Rituals and traditions
Tea is more than just a beverage. It is a storyteller who binds generations together, crosses borders and has shaped many cultural rituals and traditions worldwide. Since its discovery in ancient China, tea has spread throughout the world and has been integrated into many cultural customs and rituals.
Here is a little insight into the use of tea as a cultural drink.
China’s Tea Ceremony:
The history of tea begins in China, where it has been cultivated and drunk for thousands of years. The Chinese Tea Ceremony, Gon
gfu Cha, is an elaborate practice that emphasizes the precise preparation and presentation of tea. The ritual is complex and meditative, where each movement has a meaning.
Japan’s Tea Ceremony:
In Japan, the tea ceremony is known as “Chanoyu” or “Sado”. This ceremony is deeply rooted in Zen Buddhism and represents harmony, respect, purity and silence. It is not only a way of making tea, but also a way of life and a philosophical approach to life.
Tea became popular in Britain in the 17th century. The British tea custom, also known as “afternoon tea”, became popular during the Victorian era and is now an important social ritual. Here, tea is typically served with sandwiches, scones and cakes.
India’s Masala Chai:
In India, tea has become an indispensable part of daily life. The popular “masala chai” consists of black tea brewed with spices such as cardamom, ginger, cloves and black pepper. It is often drunk on the streets in small tea stalls.
Morocco’s Mint Tea:

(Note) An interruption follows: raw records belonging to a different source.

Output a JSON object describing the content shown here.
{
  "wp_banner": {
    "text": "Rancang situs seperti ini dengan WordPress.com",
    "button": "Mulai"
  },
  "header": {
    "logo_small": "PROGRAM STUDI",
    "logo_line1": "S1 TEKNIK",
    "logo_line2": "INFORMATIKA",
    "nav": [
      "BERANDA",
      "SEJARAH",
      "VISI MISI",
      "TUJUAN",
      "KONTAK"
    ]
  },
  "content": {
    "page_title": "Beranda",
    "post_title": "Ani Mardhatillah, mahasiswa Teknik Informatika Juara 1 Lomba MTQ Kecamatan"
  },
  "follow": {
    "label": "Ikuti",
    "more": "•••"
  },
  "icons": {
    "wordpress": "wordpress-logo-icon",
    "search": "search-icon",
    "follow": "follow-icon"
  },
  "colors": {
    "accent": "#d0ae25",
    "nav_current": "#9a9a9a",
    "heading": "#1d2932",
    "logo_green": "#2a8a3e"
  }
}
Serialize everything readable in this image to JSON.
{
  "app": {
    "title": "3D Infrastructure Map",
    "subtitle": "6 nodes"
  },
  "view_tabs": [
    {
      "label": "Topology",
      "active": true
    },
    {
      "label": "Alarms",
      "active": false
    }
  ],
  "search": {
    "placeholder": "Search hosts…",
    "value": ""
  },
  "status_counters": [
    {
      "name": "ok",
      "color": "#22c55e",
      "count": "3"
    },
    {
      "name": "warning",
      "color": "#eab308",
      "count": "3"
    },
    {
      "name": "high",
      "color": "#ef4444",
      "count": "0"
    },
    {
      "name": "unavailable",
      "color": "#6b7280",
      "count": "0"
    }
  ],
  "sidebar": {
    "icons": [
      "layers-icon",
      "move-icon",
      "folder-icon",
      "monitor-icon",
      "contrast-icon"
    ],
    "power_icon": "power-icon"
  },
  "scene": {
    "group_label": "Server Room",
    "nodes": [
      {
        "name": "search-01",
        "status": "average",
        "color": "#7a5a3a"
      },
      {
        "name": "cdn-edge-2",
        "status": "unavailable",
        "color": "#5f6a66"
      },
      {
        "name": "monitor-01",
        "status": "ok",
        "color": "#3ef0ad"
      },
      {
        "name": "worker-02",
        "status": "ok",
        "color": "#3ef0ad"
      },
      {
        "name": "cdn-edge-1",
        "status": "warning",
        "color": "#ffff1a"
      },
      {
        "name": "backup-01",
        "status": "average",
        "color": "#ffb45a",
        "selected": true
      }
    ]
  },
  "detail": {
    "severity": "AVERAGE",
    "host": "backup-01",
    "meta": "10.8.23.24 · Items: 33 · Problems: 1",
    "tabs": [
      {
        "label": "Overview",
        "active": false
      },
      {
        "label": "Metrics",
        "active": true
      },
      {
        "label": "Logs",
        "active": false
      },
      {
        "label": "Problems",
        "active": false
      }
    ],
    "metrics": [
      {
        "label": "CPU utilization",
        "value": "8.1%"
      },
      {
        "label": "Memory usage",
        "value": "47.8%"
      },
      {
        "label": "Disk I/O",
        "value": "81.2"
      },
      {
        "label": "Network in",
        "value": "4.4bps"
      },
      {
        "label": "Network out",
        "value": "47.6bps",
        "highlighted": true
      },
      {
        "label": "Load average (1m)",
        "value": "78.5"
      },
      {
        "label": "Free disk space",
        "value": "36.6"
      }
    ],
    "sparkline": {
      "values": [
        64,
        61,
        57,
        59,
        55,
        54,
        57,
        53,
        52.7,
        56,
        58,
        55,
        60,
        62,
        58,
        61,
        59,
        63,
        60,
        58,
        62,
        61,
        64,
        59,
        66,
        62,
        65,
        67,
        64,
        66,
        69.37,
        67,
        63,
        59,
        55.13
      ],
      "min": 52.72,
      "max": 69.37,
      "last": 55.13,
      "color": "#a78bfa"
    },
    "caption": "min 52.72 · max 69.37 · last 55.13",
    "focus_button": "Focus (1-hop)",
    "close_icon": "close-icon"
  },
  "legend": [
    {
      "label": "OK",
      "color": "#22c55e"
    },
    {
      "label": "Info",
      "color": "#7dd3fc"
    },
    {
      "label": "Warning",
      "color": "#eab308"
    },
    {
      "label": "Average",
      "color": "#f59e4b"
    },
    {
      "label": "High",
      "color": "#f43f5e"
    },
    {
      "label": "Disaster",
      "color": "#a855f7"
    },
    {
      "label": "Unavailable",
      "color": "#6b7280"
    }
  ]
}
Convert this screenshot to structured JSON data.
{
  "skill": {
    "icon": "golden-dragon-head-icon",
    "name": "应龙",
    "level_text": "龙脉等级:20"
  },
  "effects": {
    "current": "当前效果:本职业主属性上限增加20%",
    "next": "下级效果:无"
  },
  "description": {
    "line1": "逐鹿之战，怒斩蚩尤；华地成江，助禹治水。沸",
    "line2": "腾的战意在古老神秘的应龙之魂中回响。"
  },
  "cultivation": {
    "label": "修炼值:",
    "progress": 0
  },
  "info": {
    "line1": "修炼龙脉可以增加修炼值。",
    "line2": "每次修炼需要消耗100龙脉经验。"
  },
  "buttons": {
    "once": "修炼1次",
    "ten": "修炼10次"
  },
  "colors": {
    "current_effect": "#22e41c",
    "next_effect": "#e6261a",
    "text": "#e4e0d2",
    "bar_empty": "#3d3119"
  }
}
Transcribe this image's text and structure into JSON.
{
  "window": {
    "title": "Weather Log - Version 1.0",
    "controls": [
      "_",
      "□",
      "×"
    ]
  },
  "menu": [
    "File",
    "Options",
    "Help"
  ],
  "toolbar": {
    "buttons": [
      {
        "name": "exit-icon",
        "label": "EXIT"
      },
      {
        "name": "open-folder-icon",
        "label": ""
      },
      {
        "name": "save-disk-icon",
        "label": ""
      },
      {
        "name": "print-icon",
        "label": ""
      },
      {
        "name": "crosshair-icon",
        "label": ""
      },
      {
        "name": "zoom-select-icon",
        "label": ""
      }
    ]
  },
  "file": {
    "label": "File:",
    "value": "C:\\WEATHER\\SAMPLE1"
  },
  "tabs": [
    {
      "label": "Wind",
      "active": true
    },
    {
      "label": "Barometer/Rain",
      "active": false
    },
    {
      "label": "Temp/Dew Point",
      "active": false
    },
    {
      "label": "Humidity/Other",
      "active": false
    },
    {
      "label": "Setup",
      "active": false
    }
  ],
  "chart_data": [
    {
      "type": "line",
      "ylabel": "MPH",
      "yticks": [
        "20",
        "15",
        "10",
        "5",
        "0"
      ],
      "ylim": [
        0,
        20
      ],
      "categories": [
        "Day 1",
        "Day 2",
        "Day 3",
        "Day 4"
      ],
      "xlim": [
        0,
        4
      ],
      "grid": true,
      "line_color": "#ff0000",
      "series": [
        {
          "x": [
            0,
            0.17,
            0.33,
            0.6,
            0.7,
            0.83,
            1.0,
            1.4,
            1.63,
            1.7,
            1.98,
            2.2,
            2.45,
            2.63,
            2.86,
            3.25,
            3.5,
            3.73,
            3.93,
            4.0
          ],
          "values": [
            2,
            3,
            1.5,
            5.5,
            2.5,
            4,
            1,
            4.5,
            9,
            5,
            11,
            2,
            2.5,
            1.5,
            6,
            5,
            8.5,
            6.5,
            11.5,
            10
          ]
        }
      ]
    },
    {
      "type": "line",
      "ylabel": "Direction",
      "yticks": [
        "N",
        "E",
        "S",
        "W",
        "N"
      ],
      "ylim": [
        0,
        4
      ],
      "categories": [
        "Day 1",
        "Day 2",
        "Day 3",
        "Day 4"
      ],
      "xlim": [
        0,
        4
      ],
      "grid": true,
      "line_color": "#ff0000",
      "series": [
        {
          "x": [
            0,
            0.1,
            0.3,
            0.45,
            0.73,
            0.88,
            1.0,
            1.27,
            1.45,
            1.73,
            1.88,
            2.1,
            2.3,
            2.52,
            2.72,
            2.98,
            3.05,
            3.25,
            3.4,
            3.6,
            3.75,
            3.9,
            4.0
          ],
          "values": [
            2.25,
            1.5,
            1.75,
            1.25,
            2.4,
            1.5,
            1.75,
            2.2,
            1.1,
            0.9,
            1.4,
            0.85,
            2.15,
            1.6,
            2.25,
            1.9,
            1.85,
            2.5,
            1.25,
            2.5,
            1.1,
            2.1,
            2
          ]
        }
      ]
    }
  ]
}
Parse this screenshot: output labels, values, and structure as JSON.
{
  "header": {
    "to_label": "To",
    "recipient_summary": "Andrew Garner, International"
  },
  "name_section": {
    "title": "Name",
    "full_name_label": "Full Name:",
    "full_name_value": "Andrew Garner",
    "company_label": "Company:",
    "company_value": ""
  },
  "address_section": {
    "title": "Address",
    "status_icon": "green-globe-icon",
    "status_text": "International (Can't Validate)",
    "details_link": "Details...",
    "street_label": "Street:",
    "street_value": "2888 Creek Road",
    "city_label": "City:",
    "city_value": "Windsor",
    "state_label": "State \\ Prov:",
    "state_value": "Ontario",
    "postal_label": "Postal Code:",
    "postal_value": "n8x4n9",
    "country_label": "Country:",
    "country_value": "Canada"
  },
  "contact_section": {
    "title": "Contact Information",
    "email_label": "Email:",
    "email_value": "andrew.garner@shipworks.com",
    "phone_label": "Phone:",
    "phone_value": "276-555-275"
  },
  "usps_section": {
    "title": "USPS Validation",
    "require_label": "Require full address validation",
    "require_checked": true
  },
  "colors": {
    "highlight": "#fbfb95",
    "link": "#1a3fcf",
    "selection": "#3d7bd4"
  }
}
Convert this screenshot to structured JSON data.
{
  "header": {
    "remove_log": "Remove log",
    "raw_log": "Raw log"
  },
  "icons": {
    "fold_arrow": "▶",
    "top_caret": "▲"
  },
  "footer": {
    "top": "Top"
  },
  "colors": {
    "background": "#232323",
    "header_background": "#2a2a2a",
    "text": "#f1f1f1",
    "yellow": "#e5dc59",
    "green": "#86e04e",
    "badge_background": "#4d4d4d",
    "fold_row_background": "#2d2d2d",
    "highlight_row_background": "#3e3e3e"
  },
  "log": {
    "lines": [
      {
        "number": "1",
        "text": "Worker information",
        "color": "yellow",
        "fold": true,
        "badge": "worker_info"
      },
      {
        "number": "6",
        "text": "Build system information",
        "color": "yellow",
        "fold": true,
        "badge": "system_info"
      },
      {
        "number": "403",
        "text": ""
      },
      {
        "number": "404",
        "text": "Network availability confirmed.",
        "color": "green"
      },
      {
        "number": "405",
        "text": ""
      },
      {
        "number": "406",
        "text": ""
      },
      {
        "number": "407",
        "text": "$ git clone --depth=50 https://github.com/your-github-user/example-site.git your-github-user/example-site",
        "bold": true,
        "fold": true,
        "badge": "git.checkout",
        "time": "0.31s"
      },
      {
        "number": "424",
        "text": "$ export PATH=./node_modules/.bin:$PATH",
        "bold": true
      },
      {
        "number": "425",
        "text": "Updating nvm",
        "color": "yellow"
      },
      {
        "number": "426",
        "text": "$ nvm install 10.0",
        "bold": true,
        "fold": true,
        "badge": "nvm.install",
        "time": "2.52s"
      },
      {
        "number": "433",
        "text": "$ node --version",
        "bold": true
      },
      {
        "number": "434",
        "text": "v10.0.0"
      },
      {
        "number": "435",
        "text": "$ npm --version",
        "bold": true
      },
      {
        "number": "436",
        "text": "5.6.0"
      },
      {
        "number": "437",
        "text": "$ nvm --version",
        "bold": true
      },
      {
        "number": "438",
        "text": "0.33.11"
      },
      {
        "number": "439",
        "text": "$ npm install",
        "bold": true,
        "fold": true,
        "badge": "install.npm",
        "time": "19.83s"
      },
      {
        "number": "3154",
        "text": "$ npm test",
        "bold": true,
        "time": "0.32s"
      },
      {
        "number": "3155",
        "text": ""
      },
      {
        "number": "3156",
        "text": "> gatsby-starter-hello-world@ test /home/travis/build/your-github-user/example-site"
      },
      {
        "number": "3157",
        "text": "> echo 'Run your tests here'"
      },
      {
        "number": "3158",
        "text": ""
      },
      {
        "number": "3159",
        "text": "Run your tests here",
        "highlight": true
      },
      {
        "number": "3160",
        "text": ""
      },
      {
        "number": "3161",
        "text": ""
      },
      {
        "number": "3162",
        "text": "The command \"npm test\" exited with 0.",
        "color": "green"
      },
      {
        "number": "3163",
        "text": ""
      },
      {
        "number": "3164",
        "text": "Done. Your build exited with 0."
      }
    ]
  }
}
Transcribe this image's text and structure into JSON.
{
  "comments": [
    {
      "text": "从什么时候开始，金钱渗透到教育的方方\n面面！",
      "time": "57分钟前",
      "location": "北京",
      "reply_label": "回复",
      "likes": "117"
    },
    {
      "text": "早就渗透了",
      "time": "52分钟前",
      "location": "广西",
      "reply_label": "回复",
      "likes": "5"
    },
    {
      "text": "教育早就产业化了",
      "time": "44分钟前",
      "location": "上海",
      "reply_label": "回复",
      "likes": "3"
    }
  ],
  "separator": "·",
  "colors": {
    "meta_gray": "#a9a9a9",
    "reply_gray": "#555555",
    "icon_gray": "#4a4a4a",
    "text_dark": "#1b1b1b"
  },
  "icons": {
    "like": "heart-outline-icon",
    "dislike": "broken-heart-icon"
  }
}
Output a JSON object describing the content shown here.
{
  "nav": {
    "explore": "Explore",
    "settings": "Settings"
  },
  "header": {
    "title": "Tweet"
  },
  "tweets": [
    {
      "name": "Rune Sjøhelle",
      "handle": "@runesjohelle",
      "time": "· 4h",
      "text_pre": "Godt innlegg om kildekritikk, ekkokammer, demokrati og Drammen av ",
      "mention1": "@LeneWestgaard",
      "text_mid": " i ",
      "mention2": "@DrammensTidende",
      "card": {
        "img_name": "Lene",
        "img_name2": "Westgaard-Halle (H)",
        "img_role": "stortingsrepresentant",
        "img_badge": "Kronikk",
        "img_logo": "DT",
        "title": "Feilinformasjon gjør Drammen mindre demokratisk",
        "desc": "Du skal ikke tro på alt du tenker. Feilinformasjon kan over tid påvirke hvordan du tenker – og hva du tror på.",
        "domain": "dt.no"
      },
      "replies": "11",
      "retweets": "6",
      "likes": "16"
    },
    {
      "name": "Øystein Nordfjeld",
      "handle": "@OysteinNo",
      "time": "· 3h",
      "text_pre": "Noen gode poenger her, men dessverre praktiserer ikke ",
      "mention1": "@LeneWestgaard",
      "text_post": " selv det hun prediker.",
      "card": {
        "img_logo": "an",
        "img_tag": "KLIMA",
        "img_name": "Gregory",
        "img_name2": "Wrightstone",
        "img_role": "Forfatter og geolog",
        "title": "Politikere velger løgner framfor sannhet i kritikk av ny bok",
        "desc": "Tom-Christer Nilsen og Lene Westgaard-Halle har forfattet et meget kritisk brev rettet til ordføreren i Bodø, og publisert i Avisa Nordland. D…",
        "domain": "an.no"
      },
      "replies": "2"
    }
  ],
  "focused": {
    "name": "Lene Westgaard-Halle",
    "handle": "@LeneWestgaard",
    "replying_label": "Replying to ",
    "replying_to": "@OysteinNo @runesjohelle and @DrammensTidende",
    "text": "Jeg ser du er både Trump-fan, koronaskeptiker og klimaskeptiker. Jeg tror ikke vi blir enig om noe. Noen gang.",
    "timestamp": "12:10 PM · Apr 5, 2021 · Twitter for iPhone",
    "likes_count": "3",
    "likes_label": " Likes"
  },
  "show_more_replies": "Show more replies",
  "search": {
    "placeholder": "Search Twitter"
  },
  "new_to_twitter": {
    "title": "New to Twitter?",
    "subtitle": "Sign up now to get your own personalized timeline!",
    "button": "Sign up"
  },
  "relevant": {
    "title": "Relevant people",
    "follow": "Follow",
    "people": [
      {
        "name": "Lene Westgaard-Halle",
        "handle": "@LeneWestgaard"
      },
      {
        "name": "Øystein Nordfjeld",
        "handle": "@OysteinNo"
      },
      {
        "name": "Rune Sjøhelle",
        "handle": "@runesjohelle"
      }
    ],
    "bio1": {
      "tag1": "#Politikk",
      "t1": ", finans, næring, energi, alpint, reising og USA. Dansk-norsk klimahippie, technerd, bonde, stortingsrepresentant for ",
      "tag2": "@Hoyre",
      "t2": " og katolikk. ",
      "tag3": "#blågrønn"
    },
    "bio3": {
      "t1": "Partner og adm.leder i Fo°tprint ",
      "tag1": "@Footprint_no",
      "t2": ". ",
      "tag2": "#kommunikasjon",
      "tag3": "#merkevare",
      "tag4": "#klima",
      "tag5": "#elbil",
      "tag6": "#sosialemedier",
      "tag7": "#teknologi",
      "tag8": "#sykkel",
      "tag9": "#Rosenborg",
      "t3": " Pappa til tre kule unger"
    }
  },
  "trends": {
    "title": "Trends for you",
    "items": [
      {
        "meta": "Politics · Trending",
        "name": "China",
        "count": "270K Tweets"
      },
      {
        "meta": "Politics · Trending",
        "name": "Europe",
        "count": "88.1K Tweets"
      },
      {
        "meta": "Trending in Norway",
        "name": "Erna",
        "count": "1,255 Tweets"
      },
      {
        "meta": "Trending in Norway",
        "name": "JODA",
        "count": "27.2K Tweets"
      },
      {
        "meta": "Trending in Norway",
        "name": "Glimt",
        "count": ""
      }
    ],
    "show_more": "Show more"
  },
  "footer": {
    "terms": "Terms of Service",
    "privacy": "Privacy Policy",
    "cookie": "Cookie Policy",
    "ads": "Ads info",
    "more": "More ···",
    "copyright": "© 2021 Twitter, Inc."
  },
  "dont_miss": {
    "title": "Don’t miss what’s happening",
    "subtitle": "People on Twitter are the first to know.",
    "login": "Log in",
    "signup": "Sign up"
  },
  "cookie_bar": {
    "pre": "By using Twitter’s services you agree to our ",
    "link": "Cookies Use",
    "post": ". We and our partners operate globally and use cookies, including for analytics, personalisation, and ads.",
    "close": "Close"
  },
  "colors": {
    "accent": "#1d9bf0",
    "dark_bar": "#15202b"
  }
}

In North Africa, especially Morocco, mint tea is an important ritual of hospitality. Served in silver teapots and drunk from small glasses, this sweet, peppermint perfumed drink is a symbol of Moroccan hospitality.